Photography is all about Light.

One of the most exciting things for me as a photographer, is recognizing light. Light is all around us, in every aspect of our lives. We use light for mood, to express emotion, to watch a ball game, to stop us at an intersection, and on and on. 

I play a game with myself and light. Wherever I go, I look for the sources of the ambient light that surrounds an area. I look for the depth and strength of the light, how it casts a shadow, where is the best place to interact with the light when I take a photo, etc.

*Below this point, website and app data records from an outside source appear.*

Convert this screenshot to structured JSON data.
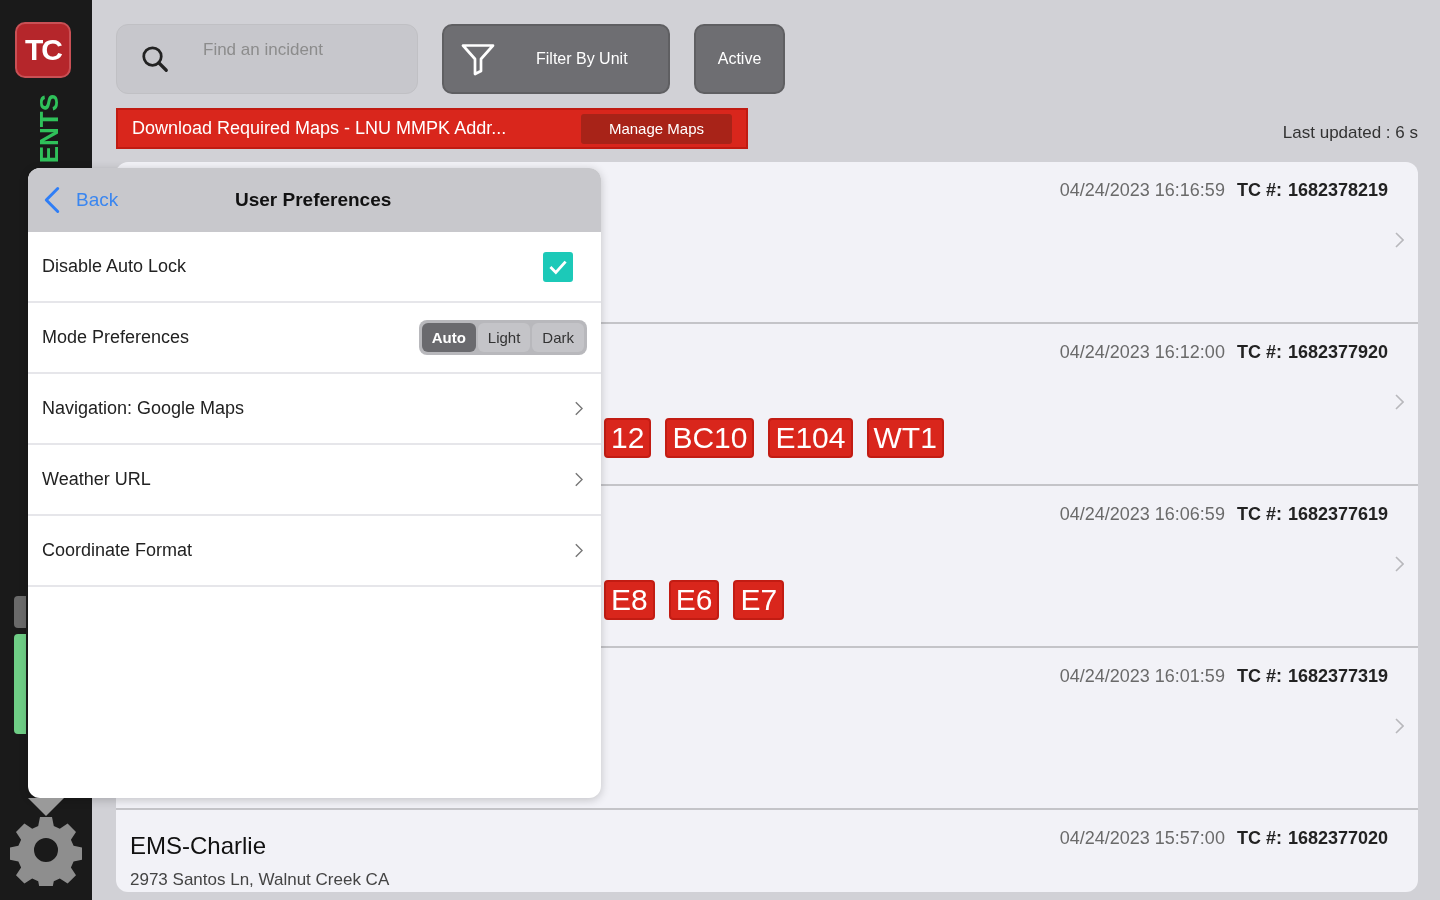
{
  "sidebar": {
    "logo": "TC",
    "section_label": "ENTS"
  },
  "search": {
    "placeholder": "Find an incident"
  },
  "filter_button": "Filter By Unit",
  "status_button": "Active",
  "banner": {
    "message": "Download Required Maps - LNU MMPK Addr...",
    "action": "Manage Maps"
  },
  "last_updated": "Last updated : 6 s",
  "incidents": [
    {
      "time": "04/24/2023 16:16:59",
      "tc_label": "TC #:",
      "tc_number": "1682378219"
    },
    {
      "time": "04/24/2023 16:12:00",
      "tc_label": "TC #:",
      "tc_number": "1682377920",
      "units": [
        "12",
        "BC10",
        "E104",
        "WT1"
      ]
    },
    {
      "time": "04/24/2023 16:06:59",
      "tc_label": "TC #:",
      "tc_number": "1682377619",
      "units": [
        "E8",
        "E6",
        "E7"
      ]
    },
    {
      "time": "04/24/2023 16:01:59",
      "tc_label": "TC #:",
      "tc_number": "1682377319"
    },
    {
      "title": "EMS-Charlie",
      "address": "2973 Santos Ln, Walnut Creek CA",
      "time": "04/24/2023 15:57:00",
      "tc_label": "TC #:",
      "tc_number": "1682377020"
    }
  ],
  "preferences": {
    "back": "Back",
    "title": "User Preferences",
    "rows": [
      {
        "kind": "checkbox",
        "label": "Disable Auto Lock",
        "checked": true
      },
      {
        "kind": "segmented",
        "label": "Mode Preferences",
        "options": [
          {
            "label": "Auto",
            "selected": true
          },
          {
            "label": "Light",
            "selected": false
          },
          {
            "label": "Dark",
            "selected": false
          }
        ]
      },
      {
        "kind": "link",
        "label": "Navigation: Google Maps"
      },
      {
        "kind": "link",
        "label": "Weather URL"
      },
      {
        "kind": "link",
        "label": "Coordinate Format"
      }
    ]
  }
}
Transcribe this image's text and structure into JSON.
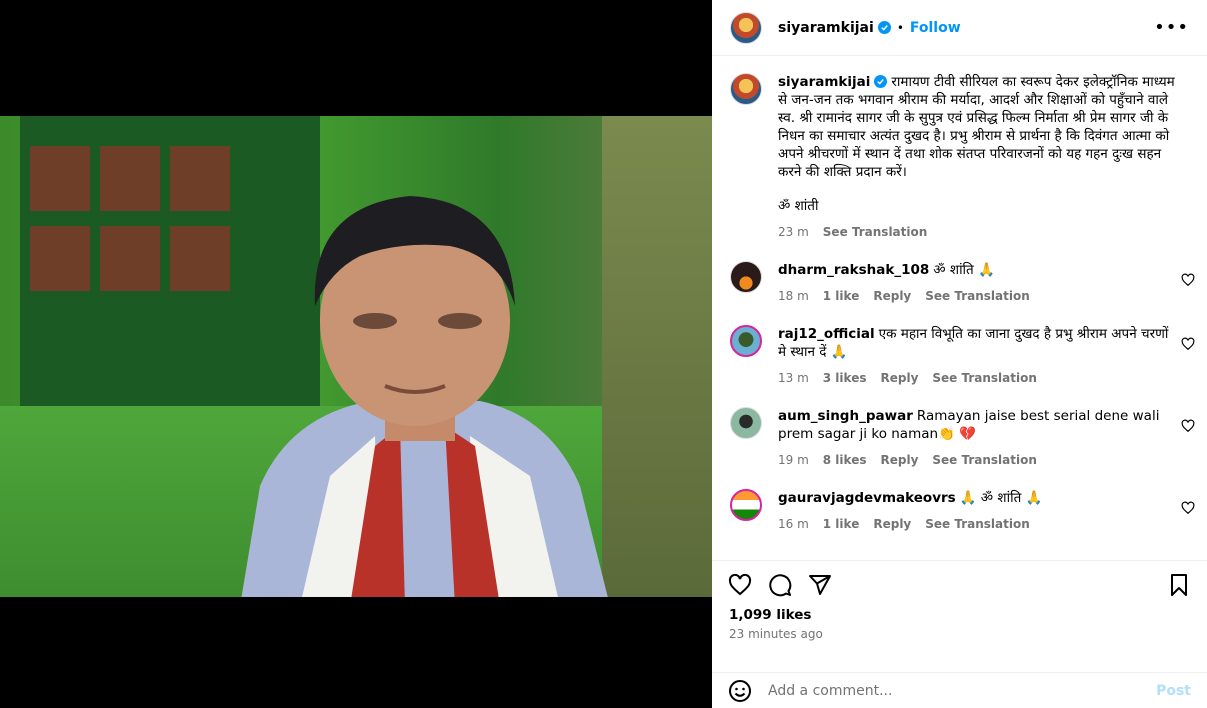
{
  "post": {
    "username": "siyaramkijai",
    "follow_label": "Follow",
    "separator": "•",
    "more_label": "•••",
    "caption_text": "रामायण टीवी सीरियल का स्वरूप देकर इलेक्ट्रॉनिक माध्यम से जन-जन तक भगवान श्रीराम की मर्यादा, आदर्श और शिक्षाओं को पहुँचाने वाले स्व. श्री रामानंद सागर जी के सुपुत्र एवं प्रसिद्ध फिल्म निर्माता श्री प्रेम सागर जी के निधन का समाचार अत्यंत दुखद है। प्रभु श्रीराम से प्रार्थना है कि दिवंगत आत्मा को अपने श्रीचरणों में स्थान दें तथा शोक संतप्त परिवारजनों को यह गहन दुःख सहन करने की शक्ति प्रदान करें।",
    "caption_tail": "ॐ शांती",
    "caption_time": "23 m",
    "see_translation": "See Translation"
  },
  "comments": [
    {
      "user": "dharm_rakshak_108",
      "text": "ॐ शांति 🙏",
      "time": "18 m",
      "likes": "1 like",
      "reply": "Reply",
      "translate": "See Translation"
    },
    {
      "user": "raj12_official",
      "text": "एक महान विभूति का जाना दुखद है प्रभु श्रीराम अपने चरणों मे स्थान दें 🙏",
      "time": "13 m",
      "likes": "3 likes",
      "reply": "Reply",
      "translate": "See Translation"
    },
    {
      "user": "aum_singh_pawar",
      "text": "Ramayan jaise best serial dene wali prem sagar ji ko naman👏 💔",
      "time": "19 m",
      "likes": "8 likes",
      "reply": "Reply",
      "translate": "See Translation"
    },
    {
      "user": "gauravjagdevmakeovrs",
      "text": "🙏 ॐ शांति 🙏",
      "time": "16 m",
      "likes": "1 like",
      "reply": "Reply",
      "translate": "See Translation"
    }
  ],
  "footer": {
    "likes": "1,099 likes",
    "time": "23 minutes ago",
    "comment_placeholder": "Add a comment...",
    "post_label": "Post"
  },
  "colors": {
    "accent": "#0095f6",
    "muted": "#737373",
    "post_disabled": "#b2dffc"
  },
  "icons": [
    "heart-icon",
    "comment-icon",
    "share-icon",
    "bookmark-icon",
    "emoji-icon",
    "verified-icon",
    "more-icon"
  ]
}
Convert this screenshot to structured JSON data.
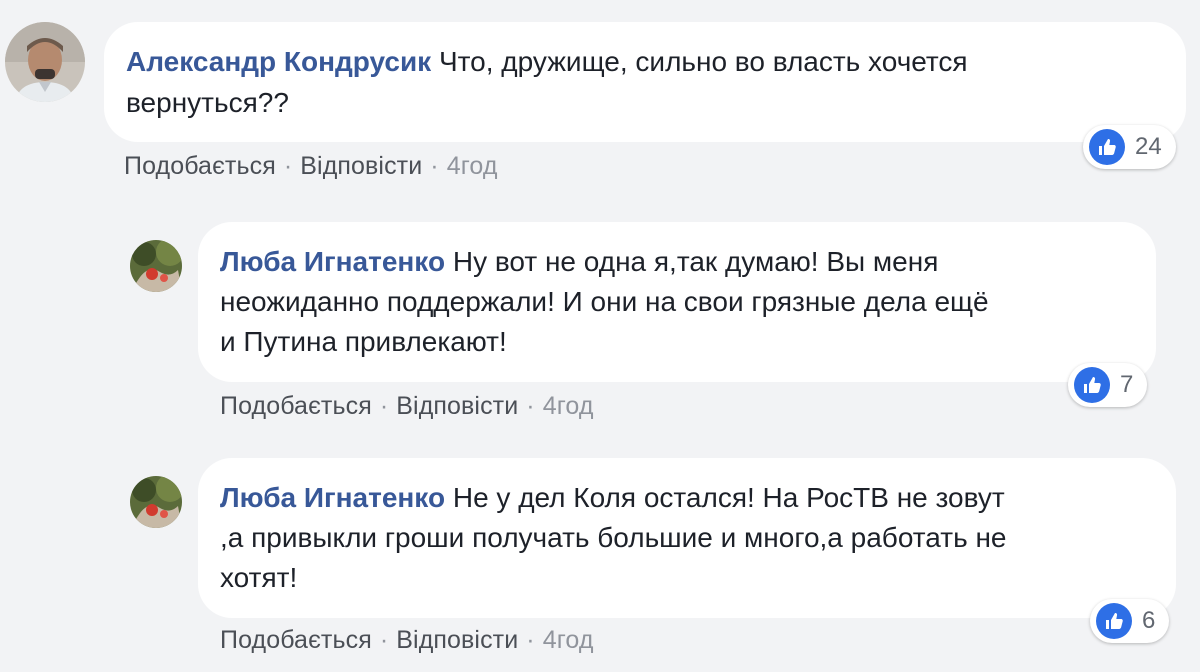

The "Golden Hour", (The hour before sunset, and the hour after sunrise), is the best time for portraits and general photography outside. Why? The light is not as intense as in the middle of the day, and the shadows help to create depth in our photography. As a photographer I am ruled by light. If I can't find the right light, than I need to create my own, or mix the ambient light with my controlled light, (by using flash or other means to create fill, backlight or whatever the mood requires).

Matt and Rebekah

Recently I had the opportunity to create the engagement images for Matt and Rebekah. We found a spot along the coast, and I was excited that we had a low fog that continually moved in and out. The light created by this mix of fog and sun, was perfect for creating soft portraiture. I also used off camera flash to help fill my image with light when shooting toward the sun. 

When pursuing photography, always look, and question the light and how you can make it work for you and the story you hope to tell with your pictures! 



Working with Light.

Photography is all about the light. We all know that without light we would not have photography, or any other visual sensation for that matter. In photography, sometimes we fall short of having enough or the right amount of light. So this is when post processing gives me the opportunity to correct my photo, and give it the light I was envisioning when I took the picture.

Before and After

The photos above are an example of putting my vision into effect. The top photo (original), was taken around mid-day. The sign was on the north side of the building in the shadows. When I saw this sign with the spot light fixture above it, my mind saw this light on at night, and shining on the sign. I knew I could re-create the look without having to go back at night to re-shoot the image. So, in my post processing I sent the image to photoshop and strategically placed the light where I  had envisioned it, (bottom photo).

This is a fairly simple technique, yet can add a little drama to an otherwise plain image. Learning a few simple photoshop techniques can help in giving your images more sparkle and life. Try it. 

Understanding Light in Photography.

The second we open our eyes in the morning, we are using light to make sense of the world as we see it. In photography, light is essential to making a photo communicate to our viewers. the soft light upon a newborns face, the dramatic light of a soldier in the field, the early light of a sunrise through the forest canopy. The way we use this light will define our "photo story".

Ask yourself, what is it I want to capture, and what would be the best light to accomplish this. There are many resources today, that can give you insight into how light works in photography, and I suggest that you study some of these sources. (I have listed a few favorites below.) Even more important, open your eyes in a new way, to what light does. Look at the world and ask yourself questions like, what is causing that light, where is it coming from, what is the color of the light, how long will it last... and more. Become a "follower of light" and I guarantee that your photographs will start to take on a life of there own!

To get great photographs, you need great light.


Spring will be Here Soon!

I know, it's the middle of January, and maybe a little early to be talking about spring. (Although I do live in California and seems like spring right now!) But now is the time to start getting that photo gear and trip planing ready for the spring wildflowers.

Wildflowers cycle in the way they grow. It is not every year that you have a large crop of beautiful flowers spreading across the countryside. My observations over the last 20+ years have been that every year there are small groupings of flowers in many areas that make great photographs.

If you need to improve your photo skills in preparation for the wildflower season, come join Bob Canepa, Jill Waterbury and I for our Digit-All Workshop on Saturday, Jan 31, 2015 and Sunday Feb 1, 2015, at the San Luis Obispo Museum of Art. We can answer those questions that will help in creating beautiful spring photographs.